The three I’s of “Inbox 2.0”

Having read dozens of blog posts and articles about "Inbox 2.0" the most common reaction I’ve had is "yawn." Now, there are a number of people who get it – I linked to a few of them in yesterday’s post.

However, most of what people are talking about when they talk about next generation email and Inbox 2.0 is really just Address Book 2.0.  Attempts at universal, always up-to-date, web-based address books have been around since I started using the Internet.  Perhaps the best-known of the latest crop of such companies is Plaxo, which has had a few takes at/around the challenge.  I remember using one really hyped one around the time was pretty popular.  It worked out so well I can’t even remember its name now.

Things have changed a lot since then, and notions of universal digital identity are becoming more realistic, and definitely more important.

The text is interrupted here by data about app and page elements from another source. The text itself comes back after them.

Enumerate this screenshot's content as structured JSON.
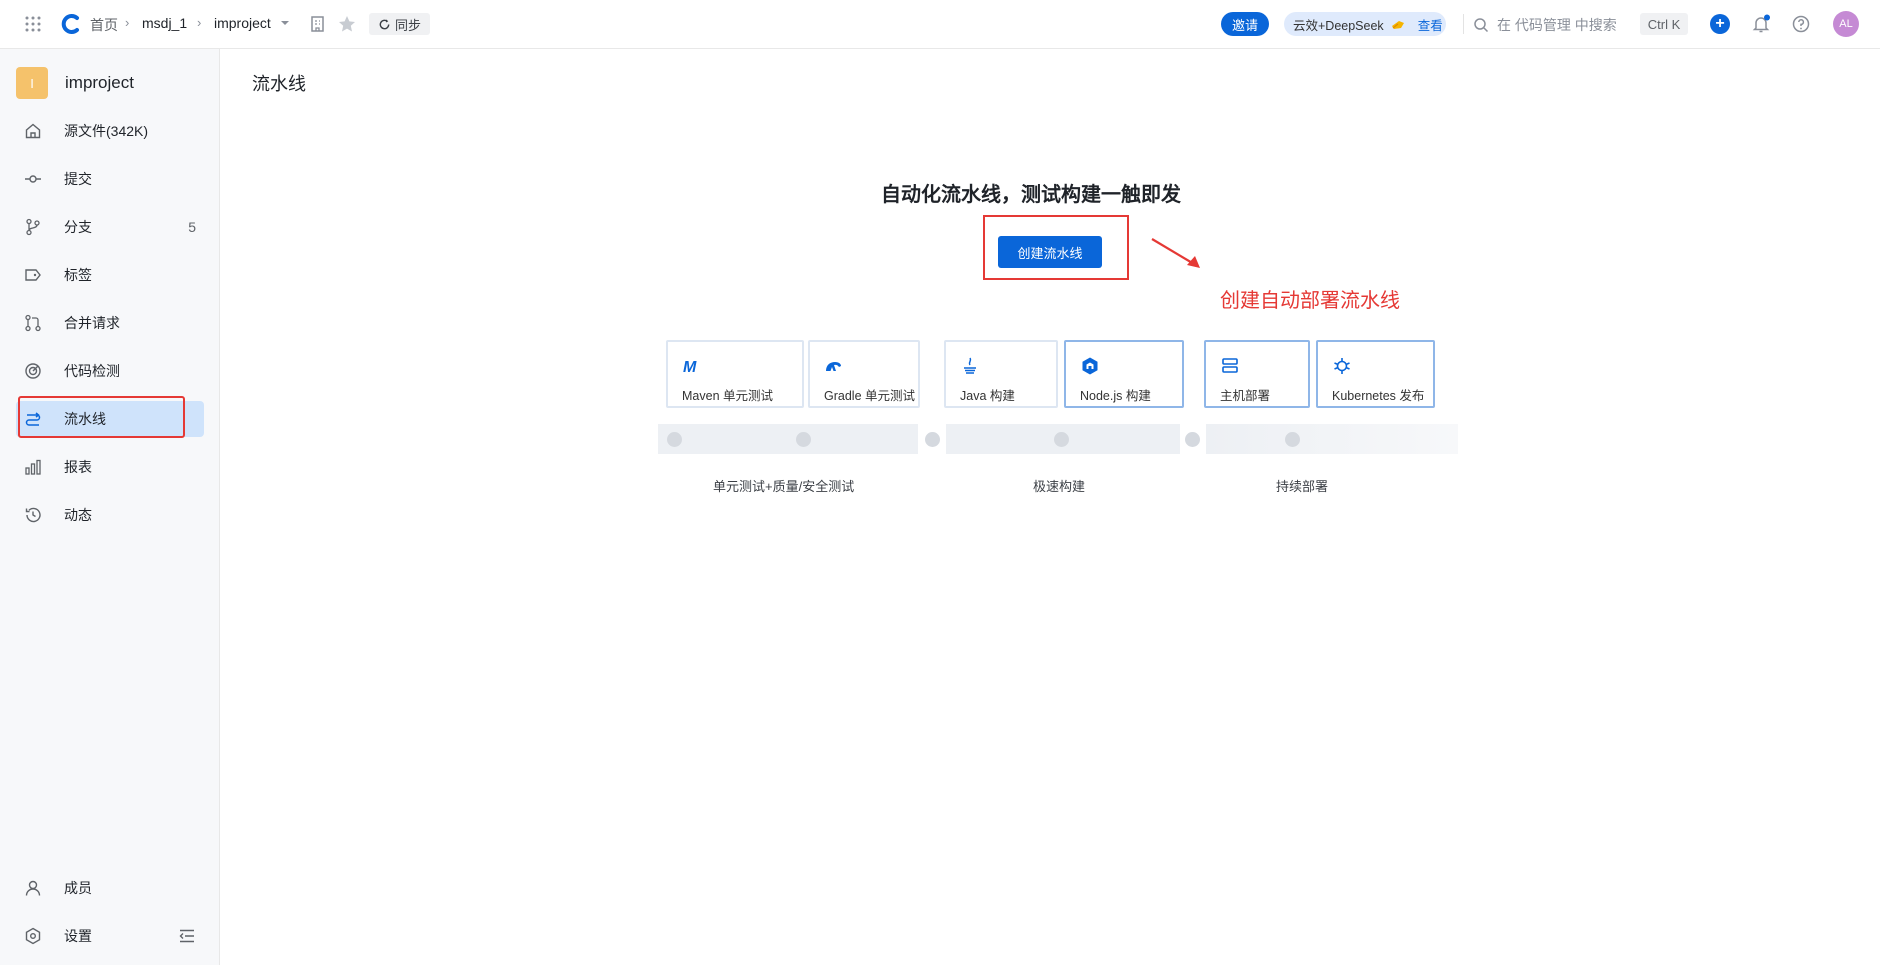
{
  "topbar": {
    "breadcrumb": {
      "home": "首页",
      "org": "msdj_1",
      "repo": "improject"
    },
    "sync_label": "同步",
    "invite_label": "邀请",
    "ai_text": "云效+DeepSeek",
    "ai_view": "查看",
    "search_placeholder": "在 代码管理 中搜索",
    "shortcut": "Ctrl K",
    "avatar_initials": "AL"
  },
  "sidebar": {
    "project": {
      "badge": "I",
      "name": "improject"
    },
    "items": [
      {
        "label": "源文件(342K)",
        "icon": "home-icon"
      },
      {
        "label": "提交",
        "icon": "commit-icon"
      },
      {
        "label": "分支",
        "icon": "branch-icon",
        "count": "5"
      },
      {
        "label": "标签",
        "icon": "tag-icon"
      },
      {
        "label": "合并请求",
        "icon": "merge-request-icon"
      },
      {
        "label": "代码检测",
        "icon": "code-scan-icon"
      },
      {
        "label": "流水线",
        "icon": "pipeline-icon",
        "active": true
      },
      {
        "label": "报表",
        "icon": "chart-icon"
      },
      {
        "label": "动态",
        "icon": "history-icon"
      }
    ],
    "bottom": [
      {
        "label": "成员",
        "icon": "user-icon"
      },
      {
        "label": "设置",
        "icon": "settings-icon"
      }
    ]
  },
  "main": {
    "title": "流水线",
    "headline": "自动化流水线，测试构建一触即发",
    "create_button": "创建流水线",
    "annotation": "创建自动部署流水线",
    "cards": [
      {
        "label": "Maven 单元测试",
        "icon": "maven-icon"
      },
      {
        "label": "Gradle 单元测试",
        "icon": "gradle-icon"
      },
      {
        "label": "Java 构建",
        "icon": "java-icon"
      },
      {
        "label": "Node.js 构建",
        "icon": "nodejs-icon"
      },
      {
        "label": "主机部署",
        "icon": "server-icon"
      },
      {
        "label": "Kubernetes 发布",
        "icon": "kubernetes-icon"
      }
    ],
    "stages": [
      "单元测试+质量/安全测试",
      "极速构建",
      "持续部署"
    ]
  },
  "colors": {
    "primary": "#0a66d9",
    "annotation": "#e53935",
    "active_bg": "#cfe3fb"
  }
}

People’s digital identity now spans far beyond email, reaching across multiple sites with profiles, various e-commerce sites, blogs and discussion forums – I could go on for a long time.  Site like RapLeaf, Chainn, and ProfileLinker are just a few of dozens of sites trying to pull together consolidated digital identities online.  In fact, that’s actually worth a post of its own that I’ll tackle soon.

And that’s what a lot of the "Inbox 2.0" articles were all about – using email as the basis for the types of things social networking sites are doing and companies like those are doing.  But in reality, most of the people you care about emailing, you already KNOW that information.  OK, great, now I have Joe’s birthday and favorite books linked in my email address book –  value add for sure, but nothing that really drives the email experience forward.  Making the address book better with richer profiles and contact information and other social networking style info is beneficial, but doesn’t really address the main problems with email.

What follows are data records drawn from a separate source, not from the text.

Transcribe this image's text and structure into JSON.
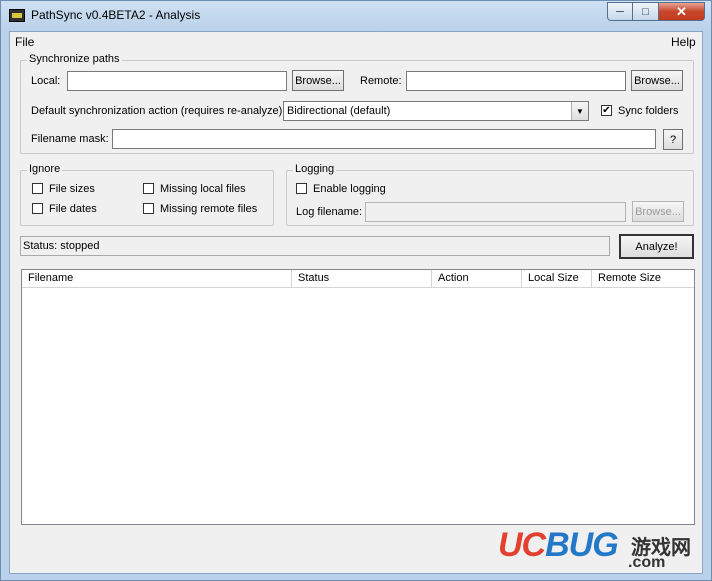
{
  "window": {
    "title": "PathSync v0.4BETA2 - Analysis"
  },
  "menu": {
    "file": "File",
    "help": "Help"
  },
  "sync": {
    "group_title": "Synchronize paths",
    "local_label": "Local:",
    "local_value": "",
    "local_browse": "Browse...",
    "remote_label": "Remote:",
    "remote_value": "",
    "remote_browse": "Browse...",
    "action_label": "Default synchronization action (requires re-analyze):",
    "action_selected": "Bidirectional (default)",
    "sync_folders_label": "Sync folders",
    "sync_folders_checked": "✔",
    "mask_label": "Filename mask:",
    "mask_value": "",
    "mask_help": "?"
  },
  "ignore": {
    "group_title": "Ignore",
    "file_sizes": "File sizes",
    "file_dates": "File dates",
    "missing_local": "Missing local files",
    "missing_remote": "Missing remote files"
  },
  "logging": {
    "group_title": "Logging",
    "enable_label": "Enable logging",
    "log_filename_label": "Log filename:",
    "log_filename_value": "",
    "browse": "Browse..."
  },
  "status": {
    "text": "Status: stopped",
    "analyze": "Analyze!"
  },
  "table": {
    "columns": [
      "Filename",
      "Status",
      "Action",
      "Local Size",
      "Remote Size"
    ]
  },
  "watermark": {
    "uc": "UC",
    "bug": "BUG",
    "cn": "游戏网",
    "com": ".com"
  },
  "colors": {
    "watermark_red": "#e2412f",
    "watermark_blue": "#2478c8",
    "titlebar": "#b9d1ea"
  }
}
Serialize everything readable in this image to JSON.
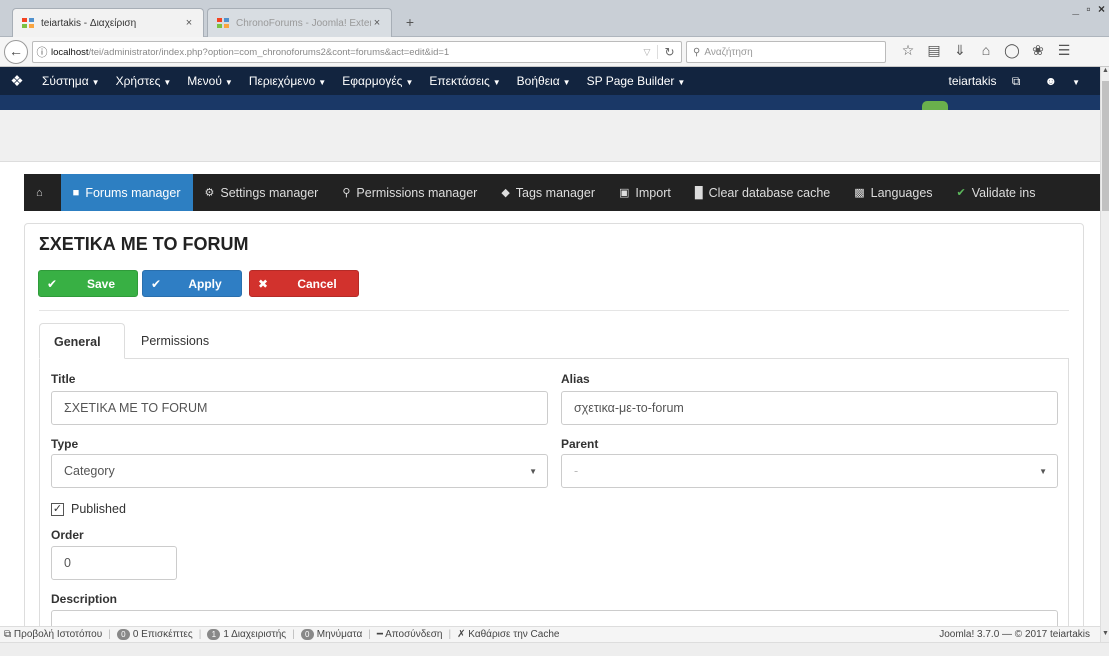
{
  "browser": {
    "tabs": [
      {
        "title": "teiartakis - Διαχείριση",
        "close": "×"
      },
      {
        "title": "ChronoForums - Joomla! Extens",
        "close": "×"
      }
    ],
    "new_tab": "+",
    "window_controls": "_ ▫ ×",
    "url_host": "localhost",
    "url_path": "/tei/administrator/index.php?option=com_chronoforums2&cont=forums&act=edit&id=1",
    "search_placeholder": "Αναζήτηση"
  },
  "admin_menu": {
    "items": [
      "Σύστημα",
      "Χρήστες",
      "Μενού",
      "Περιεχόμενο",
      "Εφαρμογές",
      "Επεκτάσεις",
      "Βοήθεια",
      "SP Page Builder"
    ],
    "user": "teiartakis"
  },
  "cf_nav": {
    "items": [
      {
        "label": "",
        "icon": "home-icon"
      },
      {
        "label": "Forums manager",
        "icon": "folder-icon"
      },
      {
        "label": "Settings manager",
        "icon": "cogs-icon"
      },
      {
        "label": "Permissions manager",
        "icon": "key-icon"
      },
      {
        "label": "Tags manager",
        "icon": "tag-icon"
      },
      {
        "label": "Import",
        "icon": "hdd-icon"
      },
      {
        "label": "Clear database cache",
        "icon": "trash-icon"
      },
      {
        "label": "Languages",
        "icon": "language-icon"
      },
      {
        "label": "Validate ins",
        "icon": "check-icon"
      }
    ]
  },
  "form": {
    "title": "ΣΧΕΤΙΚΑ ΜΕ ΤΟ FORUM",
    "buttons": {
      "save": "Save",
      "apply": "Apply",
      "cancel": "Cancel"
    },
    "tabs": {
      "general": "General",
      "permissions": "Permissions"
    },
    "title_label": "Title",
    "title_value": "ΣΧΕΤΙΚΑ ΜΕ ΤΟ FORUM",
    "alias_label": "Alias",
    "alias_value": "σχετικα-με-το-forum",
    "type_label": "Type",
    "type_value": "Category",
    "parent_label": "Parent",
    "parent_value": "-",
    "published_label": "Published",
    "published_checked": true,
    "order_label": "Order",
    "order_value": "0",
    "description_label": "Description"
  },
  "status_bar": {
    "view_site": "Προβολή Ιστοτόπου",
    "visitors_count": "0",
    "visitors": "0 Επισκέπτες",
    "admins_count": "1",
    "admins": "1 Διαχειριστής",
    "messages_count": "0",
    "messages": "Μηνύματα",
    "logout": "Αποσύνδεση",
    "clear_cache": "Καθάρισε την Cache",
    "version": "Joomla! 3.7.0 — © 2017 teiartakis"
  }
}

For that to happen, I think it comes down to three important I’s:

Information – This is the most important thing that email brings.  Every email address is surrounded by a wealth of information and context.  Yet all of this information is spread across various message threads from various contacts.  Utilizing (and storing in an easily accessible manner) this information to understand the nature and relationship of emails and contacts is a key first step.  The value of all that information in the email is pretty obvious, so I’ll skip the examples.

Interface – That’s the next big one.  Email clients are, even new web-based ones, fundamentally unchanged from email clients of 10 years ago.  Even something as new as Gmail is basically the same messaging metaphor that has been in place forever.  Yet email has transcended messaging to become something much bigger.  Is it a one-to-one communication medium?  Is it a project management  app?  Is it  a time and status reporting app?  Is it a group collaboration tool?  I could keep going, but the answer is simple.  Yes.  There’s a huge opportunity for  advanced interfaces to better support all of these activities that people do via email, as well as creating better interfaces to deal with specific types of individual messages based on the nature of the information contained in them. 

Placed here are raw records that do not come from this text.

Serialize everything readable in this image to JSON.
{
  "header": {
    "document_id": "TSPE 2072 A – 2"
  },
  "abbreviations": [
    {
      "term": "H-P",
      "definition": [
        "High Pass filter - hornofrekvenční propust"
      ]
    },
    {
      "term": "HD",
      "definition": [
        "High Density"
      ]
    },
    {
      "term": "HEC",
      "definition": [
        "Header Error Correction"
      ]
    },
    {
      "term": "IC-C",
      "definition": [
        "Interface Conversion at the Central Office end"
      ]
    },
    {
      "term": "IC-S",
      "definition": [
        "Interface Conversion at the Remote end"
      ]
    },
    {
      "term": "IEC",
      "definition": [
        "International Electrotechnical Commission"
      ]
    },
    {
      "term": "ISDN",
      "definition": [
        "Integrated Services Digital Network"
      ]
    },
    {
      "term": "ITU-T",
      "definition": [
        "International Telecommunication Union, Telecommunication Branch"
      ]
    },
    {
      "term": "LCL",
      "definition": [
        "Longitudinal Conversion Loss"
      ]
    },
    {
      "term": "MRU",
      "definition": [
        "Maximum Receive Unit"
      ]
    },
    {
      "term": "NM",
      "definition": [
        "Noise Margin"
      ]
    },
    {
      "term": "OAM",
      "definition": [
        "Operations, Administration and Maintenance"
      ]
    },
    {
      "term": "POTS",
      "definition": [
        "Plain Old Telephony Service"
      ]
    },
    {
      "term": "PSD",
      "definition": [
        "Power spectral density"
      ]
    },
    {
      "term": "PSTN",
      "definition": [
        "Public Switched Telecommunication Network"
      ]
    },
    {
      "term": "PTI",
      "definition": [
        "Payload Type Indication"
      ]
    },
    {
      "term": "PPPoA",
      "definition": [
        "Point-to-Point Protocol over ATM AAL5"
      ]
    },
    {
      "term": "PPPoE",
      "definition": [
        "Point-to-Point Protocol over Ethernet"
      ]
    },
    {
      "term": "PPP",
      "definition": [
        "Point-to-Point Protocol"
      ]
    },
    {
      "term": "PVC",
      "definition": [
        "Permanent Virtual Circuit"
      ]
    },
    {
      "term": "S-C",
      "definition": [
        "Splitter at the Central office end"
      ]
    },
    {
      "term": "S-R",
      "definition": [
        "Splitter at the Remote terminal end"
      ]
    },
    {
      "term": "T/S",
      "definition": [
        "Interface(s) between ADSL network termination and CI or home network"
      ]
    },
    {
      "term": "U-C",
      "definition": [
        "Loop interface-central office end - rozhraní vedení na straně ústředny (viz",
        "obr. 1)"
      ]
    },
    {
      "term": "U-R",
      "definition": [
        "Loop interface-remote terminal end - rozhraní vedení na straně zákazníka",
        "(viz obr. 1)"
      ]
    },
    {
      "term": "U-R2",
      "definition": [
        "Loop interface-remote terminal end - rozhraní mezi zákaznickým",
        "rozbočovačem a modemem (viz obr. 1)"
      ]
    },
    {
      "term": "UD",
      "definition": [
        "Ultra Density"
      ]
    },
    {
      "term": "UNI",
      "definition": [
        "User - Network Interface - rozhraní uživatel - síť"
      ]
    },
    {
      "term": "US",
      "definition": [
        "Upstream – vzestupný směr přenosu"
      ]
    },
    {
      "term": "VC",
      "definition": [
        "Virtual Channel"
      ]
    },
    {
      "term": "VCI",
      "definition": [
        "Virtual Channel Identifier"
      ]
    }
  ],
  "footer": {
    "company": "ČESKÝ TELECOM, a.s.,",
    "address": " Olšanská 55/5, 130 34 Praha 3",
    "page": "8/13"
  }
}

Integration – Email messages are one silo of information.  Contacts are another.  Appointments, hey over here in my calendar.  Tasks?  Yeah, here’s a to-do list.  That’s information that is often stored close to each other, but still in separate silos.  Intelligently integrating them is an important step forward.  But beyond those, there’s a wealth of external data that begs to be integrated within the context of email discussions.  In some cases that’s simply data from another communication medium – IMs or SMS or feeds.  In other cases, it’s contextually related data like maps to addresses (Zimbra/Yahoo is one company that has started to touch on that).  And this can extend to integration with other applications that interact with email-based data.

And there are plenty of other I’s like interaction, identity, and input that also will come into play in the winning solutions.

This is the opportunity for the next-generation of email applications, not just a souped up address book or email-driven Facebook clone.

3 Responses to “The three I’s of “Inbox 2.0””

  1. The Email APIs Are Coming – But Where Are They?

    Pete Warden has a good post up titled Google, Yahoo and MSN Mail APIs. In it, he points at the various sort of APIs that are sort of public. Later that day, in response to Petes post (not really) Google re…

  2. The second edition of this post will include a fourth I – Intelligence.

  3. Deva,
    I enjoyed reading your posts. I too spend a lot of time thinking about email and have posted a few blog entries on the subject myself (like this one and this one). I’ll add you to the list of feeds that I follow.